Background: Insulin sensitizers have favourable metabolic and ovarian effects in polycystic ovary syndrome (PCOS). This study examined rosiglitazone, a thiazolidinedione, in PCOS.
Methods: In a prospective, open-label study, the effects of rosiglitazone on metabolism and ovarian function were examined in 42 non-diabetic women with PCOS classified according to the National Institute of Child Health and Human Development criteria and insulin resistance (IR) by steady-state plasma glucose (SSPG) > or =10 mmol/l on octreotide-modified insulin suppression testing. Participants were randomized to rosiglitazone 2, 4 or 8 mg daily for 12 weeks. Endpoints included ovulation and menstrual pattern; serum testosterone, sex hormone-binding globulin (SHBG), and LH; and changes in IR and glucose-insulin responses on 8 h mixed-meal profile.
Results: After rosiglitazone 8 mg daily for 12 weeks, SSPG declined and insulinaemia fell by 46%; lower doses gave lesser effects. Serum LH, total and free testosterone were unchanged; SHBG increased. With rosiglitazone, ovulation occurred in 23/42 women (55%), without significant dose dependence. Both before and during treatment, ovulators on rosiglitazone had lower circulating insulin and free testosterone and higher SHBG than non-ovulators.
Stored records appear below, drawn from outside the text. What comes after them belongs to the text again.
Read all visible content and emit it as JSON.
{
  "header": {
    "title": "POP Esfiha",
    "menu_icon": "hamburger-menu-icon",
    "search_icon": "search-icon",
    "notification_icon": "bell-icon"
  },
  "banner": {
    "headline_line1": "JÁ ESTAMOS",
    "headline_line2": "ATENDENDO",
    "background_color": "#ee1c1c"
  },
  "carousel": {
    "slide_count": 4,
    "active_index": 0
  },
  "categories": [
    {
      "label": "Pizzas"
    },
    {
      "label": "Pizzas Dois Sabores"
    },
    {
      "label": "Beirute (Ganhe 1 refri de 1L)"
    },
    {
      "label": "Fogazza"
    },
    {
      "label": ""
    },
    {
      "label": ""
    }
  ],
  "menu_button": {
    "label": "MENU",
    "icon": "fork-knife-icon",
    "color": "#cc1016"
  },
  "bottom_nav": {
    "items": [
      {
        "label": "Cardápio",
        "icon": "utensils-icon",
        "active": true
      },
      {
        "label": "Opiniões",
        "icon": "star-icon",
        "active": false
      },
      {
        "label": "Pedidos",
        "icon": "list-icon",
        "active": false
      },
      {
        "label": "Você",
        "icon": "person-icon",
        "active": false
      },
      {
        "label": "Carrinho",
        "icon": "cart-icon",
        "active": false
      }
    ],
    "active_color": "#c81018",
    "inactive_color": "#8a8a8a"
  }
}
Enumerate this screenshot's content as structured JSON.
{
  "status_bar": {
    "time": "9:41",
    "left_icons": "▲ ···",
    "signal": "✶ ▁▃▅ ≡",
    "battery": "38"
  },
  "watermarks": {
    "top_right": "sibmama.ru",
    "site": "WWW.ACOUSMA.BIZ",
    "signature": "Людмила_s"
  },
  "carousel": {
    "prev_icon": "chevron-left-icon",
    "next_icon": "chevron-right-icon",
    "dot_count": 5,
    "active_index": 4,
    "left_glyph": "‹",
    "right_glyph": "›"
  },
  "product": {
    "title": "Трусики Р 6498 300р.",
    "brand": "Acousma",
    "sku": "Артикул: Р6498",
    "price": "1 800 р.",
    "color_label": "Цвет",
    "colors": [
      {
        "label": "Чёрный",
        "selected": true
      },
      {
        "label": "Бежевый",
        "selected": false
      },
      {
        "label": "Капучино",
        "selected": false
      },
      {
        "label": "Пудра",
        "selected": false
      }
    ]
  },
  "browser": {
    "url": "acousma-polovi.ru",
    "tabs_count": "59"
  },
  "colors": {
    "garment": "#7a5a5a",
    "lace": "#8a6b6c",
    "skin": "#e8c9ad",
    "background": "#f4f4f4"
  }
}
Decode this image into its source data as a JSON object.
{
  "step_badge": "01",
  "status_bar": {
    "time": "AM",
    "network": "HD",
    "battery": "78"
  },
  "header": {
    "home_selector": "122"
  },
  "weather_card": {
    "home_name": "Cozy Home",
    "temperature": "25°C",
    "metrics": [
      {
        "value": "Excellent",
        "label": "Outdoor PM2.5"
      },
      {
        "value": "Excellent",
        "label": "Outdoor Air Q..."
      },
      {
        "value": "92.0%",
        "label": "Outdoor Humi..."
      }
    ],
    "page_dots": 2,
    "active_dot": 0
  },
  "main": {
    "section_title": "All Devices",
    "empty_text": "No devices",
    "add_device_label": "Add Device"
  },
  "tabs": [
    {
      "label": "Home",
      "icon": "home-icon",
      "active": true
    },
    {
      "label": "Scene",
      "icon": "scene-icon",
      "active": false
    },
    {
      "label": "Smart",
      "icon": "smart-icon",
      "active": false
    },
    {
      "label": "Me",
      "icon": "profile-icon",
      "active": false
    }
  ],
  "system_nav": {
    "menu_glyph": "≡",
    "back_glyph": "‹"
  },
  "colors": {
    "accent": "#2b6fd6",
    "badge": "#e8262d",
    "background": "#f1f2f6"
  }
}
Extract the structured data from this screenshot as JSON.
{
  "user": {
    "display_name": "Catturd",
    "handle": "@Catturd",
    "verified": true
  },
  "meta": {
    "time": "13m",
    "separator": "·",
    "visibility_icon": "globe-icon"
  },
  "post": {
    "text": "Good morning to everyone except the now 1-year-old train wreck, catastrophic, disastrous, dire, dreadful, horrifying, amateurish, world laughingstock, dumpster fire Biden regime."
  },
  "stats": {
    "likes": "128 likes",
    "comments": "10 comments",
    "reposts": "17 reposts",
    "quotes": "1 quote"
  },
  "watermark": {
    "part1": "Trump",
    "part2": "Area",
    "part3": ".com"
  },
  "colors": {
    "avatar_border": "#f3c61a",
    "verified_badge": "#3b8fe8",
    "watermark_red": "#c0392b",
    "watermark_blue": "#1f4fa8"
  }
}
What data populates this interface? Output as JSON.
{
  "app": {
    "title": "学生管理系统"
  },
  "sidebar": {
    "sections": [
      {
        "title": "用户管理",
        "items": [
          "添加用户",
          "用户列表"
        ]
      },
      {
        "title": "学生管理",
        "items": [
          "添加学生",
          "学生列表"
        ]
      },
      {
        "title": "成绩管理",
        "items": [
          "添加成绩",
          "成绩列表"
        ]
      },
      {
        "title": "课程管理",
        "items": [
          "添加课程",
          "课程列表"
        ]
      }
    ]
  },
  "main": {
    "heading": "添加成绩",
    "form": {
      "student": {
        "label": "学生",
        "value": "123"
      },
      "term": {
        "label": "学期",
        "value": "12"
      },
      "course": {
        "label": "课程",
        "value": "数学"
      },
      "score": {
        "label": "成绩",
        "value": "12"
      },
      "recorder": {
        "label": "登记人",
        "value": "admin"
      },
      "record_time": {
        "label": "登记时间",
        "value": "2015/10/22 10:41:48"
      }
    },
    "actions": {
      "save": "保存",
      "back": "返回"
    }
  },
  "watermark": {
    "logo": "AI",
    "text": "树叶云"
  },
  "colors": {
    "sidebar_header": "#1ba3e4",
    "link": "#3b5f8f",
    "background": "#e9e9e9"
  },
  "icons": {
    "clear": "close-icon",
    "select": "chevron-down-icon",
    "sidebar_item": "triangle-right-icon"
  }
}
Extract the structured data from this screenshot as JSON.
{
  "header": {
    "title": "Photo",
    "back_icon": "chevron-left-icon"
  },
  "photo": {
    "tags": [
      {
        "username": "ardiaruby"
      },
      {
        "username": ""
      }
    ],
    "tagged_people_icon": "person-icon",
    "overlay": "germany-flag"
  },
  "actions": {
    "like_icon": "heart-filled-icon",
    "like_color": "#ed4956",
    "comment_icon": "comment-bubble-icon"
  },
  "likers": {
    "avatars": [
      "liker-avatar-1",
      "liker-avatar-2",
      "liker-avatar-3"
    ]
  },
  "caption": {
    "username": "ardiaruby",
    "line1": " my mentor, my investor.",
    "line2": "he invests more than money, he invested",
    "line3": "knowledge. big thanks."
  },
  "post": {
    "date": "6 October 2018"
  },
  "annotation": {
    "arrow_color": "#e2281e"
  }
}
Testosterone declined only in a subgroup of ovulators with early vaginal bleeding after starting rosiglitazone.
Conclusions: Rosiglitazone in insulin-resistant PCOS promoted ovulation and dose-dependently decreased IR and insulinaemia; ovulators had lower circulating insulin and testosterone.